First off, Leadership Development courses are so passe, aren’t they?

Nobody sends their management team on long, expensive courses anymore, do they? We have realised that the best way for staff to learn is on the job. Plus there is all that stuff available on the net. Managers can find out how to be good leaders in their lunch break, hunched over their laptops.

It is true that people learn best while on the job, but the research says that formal training has to be a part of the mix to be effective … Yes, formal training still has its place, but that formal training has to be relevant.

Why leadership programmes fail

A huge nod to a McKinsey article I read a while back that lists out some of the mistakes that companies make with their leadership programmes. Whilst that article is focussed on corporates and their programmes (well, it is McKinsey after all), there are some points to be made.

  • You want any training course to reflect who you are as an organisation. It has to reflect your values, your current situation and your aims. The course is there to prepare your future stars to take on the mantel of leading within your organisation.
  • But you have immediate challenges and deadlines, so courses need to be linked with current projects so that the attendees can use their new skills in the workplace.
  • You want the course to fit in with how you operate, these days you cannot just release your staff for a week … or even a day. Short, sharp courses built around your working patterns are increasingly common.
  • We live in a world where we measure everything, so why don’t we measure the effectiveness of courses? How do you know the money you have spent has been spent widely, otherwise?

How to ensure success

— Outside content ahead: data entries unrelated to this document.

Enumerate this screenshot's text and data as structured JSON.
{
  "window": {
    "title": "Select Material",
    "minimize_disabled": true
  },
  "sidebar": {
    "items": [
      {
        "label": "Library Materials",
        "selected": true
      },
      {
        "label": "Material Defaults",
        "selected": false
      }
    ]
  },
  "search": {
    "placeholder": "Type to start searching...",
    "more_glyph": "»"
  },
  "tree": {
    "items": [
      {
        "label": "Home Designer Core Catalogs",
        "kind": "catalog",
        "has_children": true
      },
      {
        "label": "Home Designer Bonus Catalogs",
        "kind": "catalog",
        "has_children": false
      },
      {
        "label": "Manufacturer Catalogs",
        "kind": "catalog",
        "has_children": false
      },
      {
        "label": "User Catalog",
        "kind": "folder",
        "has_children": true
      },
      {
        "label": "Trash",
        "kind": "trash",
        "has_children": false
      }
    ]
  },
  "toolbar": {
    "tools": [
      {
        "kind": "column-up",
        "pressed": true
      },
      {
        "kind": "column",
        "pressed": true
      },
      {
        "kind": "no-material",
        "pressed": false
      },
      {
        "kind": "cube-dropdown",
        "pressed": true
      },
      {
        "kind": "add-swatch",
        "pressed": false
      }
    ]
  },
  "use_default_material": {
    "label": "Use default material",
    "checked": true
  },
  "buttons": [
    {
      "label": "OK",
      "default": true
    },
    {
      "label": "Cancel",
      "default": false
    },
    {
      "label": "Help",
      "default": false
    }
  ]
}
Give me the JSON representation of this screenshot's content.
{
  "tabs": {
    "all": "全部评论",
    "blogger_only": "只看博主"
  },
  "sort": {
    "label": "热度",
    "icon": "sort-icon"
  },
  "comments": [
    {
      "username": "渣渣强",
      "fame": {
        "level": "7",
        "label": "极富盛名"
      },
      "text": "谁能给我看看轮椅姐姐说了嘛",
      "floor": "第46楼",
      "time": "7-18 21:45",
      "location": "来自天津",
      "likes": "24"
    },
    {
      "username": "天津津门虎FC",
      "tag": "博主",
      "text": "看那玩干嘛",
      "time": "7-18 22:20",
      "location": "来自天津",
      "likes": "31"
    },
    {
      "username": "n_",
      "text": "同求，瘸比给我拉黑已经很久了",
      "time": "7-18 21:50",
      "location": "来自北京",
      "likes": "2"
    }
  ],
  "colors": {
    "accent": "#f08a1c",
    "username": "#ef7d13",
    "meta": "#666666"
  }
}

So, before you start to think about finding a training provider like me consider the following things:

  1. How do you know that your management team need to improve their skills? What evidence do you have and can you link that evidence to your objectives?
  2. What projects and activities are your management team involved in at the moment?
  3. How will you ensure that managers will get the appropriate support in the workplace during and after the course?
  4. When can you release your team, where is best to run the course, over how long?

Formal training can be expensive, so it is important that you do it for the right reasons, it is important that you know what you want from it and it is important that it fits with who you are as an organisation.

Talk to me

If you want to talk about how formal training can help your managers achieve their goals, please do get in touch. I won’t try to sell to you, I will just listen and ask questions. I will try and help you answer some of the questions above, after all, it is more important to me that you get the right training than I get paid to deliver a course that doesn’t work.